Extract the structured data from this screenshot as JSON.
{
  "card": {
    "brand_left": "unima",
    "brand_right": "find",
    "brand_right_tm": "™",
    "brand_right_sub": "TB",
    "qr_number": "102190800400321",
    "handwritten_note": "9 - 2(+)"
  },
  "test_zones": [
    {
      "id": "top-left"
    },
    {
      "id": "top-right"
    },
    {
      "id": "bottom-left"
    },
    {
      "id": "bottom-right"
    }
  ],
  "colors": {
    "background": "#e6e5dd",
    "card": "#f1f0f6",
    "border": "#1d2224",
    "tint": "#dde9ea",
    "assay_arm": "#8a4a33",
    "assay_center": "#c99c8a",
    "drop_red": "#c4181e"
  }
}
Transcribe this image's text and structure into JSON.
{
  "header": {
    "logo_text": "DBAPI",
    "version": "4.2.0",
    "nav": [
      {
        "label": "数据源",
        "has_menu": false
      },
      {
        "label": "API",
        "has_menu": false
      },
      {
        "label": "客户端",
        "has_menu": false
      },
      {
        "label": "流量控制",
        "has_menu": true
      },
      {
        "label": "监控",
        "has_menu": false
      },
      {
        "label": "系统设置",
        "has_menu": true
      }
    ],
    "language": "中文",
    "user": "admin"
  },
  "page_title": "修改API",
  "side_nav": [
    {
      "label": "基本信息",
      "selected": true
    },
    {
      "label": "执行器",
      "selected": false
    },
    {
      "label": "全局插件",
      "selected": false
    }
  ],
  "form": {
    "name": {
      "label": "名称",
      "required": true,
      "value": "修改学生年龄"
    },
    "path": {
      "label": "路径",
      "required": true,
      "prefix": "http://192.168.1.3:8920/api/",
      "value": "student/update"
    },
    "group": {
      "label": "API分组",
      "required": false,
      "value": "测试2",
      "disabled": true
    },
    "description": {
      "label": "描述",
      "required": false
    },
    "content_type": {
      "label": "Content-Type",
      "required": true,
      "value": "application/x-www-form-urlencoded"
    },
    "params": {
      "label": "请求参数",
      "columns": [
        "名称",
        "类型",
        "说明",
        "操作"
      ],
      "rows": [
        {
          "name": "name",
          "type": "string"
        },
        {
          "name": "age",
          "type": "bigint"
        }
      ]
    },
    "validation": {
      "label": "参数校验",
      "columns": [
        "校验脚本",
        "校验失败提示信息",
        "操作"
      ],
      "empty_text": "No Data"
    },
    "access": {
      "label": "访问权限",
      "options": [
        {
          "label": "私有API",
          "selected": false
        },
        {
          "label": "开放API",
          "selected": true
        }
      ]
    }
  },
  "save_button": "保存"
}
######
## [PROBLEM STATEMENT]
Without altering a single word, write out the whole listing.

## [RESPONSE FOR THIS EXERCISE]
Extract the structured data from this screenshot as JSON.
{
  "card": {
    "brand_left": "unima",
    "brand_right": "find",
    "brand_right_tm": "™",
    "brand_right_sub": "TB",
    "qr_number": "102190800400321",
    "handwritten_note": "9 - 2(+)"
  },
  "test_zones": [
    {
      "id": "top-left"
    },
    {
      "id": "top-right"
    },
    {
      "id": "bottom-left"
    },
    {
      "id": "bottom-right"
    }
  ],
  "colors": {
    "background": "#e6e5dd",
    "card": "#f1f0f6",
    "border": "#1d2224",
    "tint": "#dde9ea",
    "assay_arm": "#8a4a33",
    "assay_center": "#c99c8a",
    "drop_red": "#c4181e"
  }
}
Transcribe this image's text and structure into JSON.
{
  "header": {
    "logo_text": "DBAPI",
    "version": "4.2.0",
    "nav": [
      {
        "label": "数据源",
        "has_menu": false
      },
      {
        "label": "API",
        "has_menu": false
      },
      {
        "label": "客户端",
        "has_menu": false
      },
      {
        "label": "流量控制",
        "has_menu": true
      },
      {
        "label": "监控",
        "has_menu": false
      },
      {
        "label": "系统设置",
        "has_menu": true
      }
    ],
    "language": "中文",
    "user": "admin"
  },
  "page_title": "修改API",
  "side_nav": [
    {
      "label": "基本信息",
      "selected": true
    },
    {
      "label": "执行器",
      "selected": false
    },
    {
      "label": "全局插件",
      "selected": false
    }
  ],
  "form": {
    "name": {
      "label": "名称",
      "required": true,
      "value": "修改学生年龄"
    },
    "path": {
      "label": "路径",
      "required": true,
      "prefix": "http://192.168.1.3:8920/api/",
      "value": "student/update"
    },
    "group": {
      "label": "API分组",
      "required": false,
      "value": "测试2",
      "disabled": true
    },
    "description": {
      "label": "描述",
      "required": false
    },
    "content_type": {
      "label": "Content-Type",
      "required": true,
      "value": "application/x-www-form-urlencoded"
    },
    "params": {
      "label": "请求参数",
      "columns": [
        "名称",
        "类型",
        "说明",
        "操作"
      ],
      "rows": [
        {
          "name": "name",
          "type": "string"
        },
        {
          "name": "age",
          "type": "bigint"
        }
      ]
    },
    "validation": {
      "label": "参数校验",
      "columns": [
        "校验脚本",
        "校验失败提示信息",
        "操作"
      ],
      "empty_text": "No Data"
    },
    "access": {
      "label": "访问权限",
      "options": [
        {
          "label": "私有API",
          "selected": false
        },
        {
          "label": "开放API",
          "selected": true
        }
      ]
    }
  },
  "save_button": "保存"
}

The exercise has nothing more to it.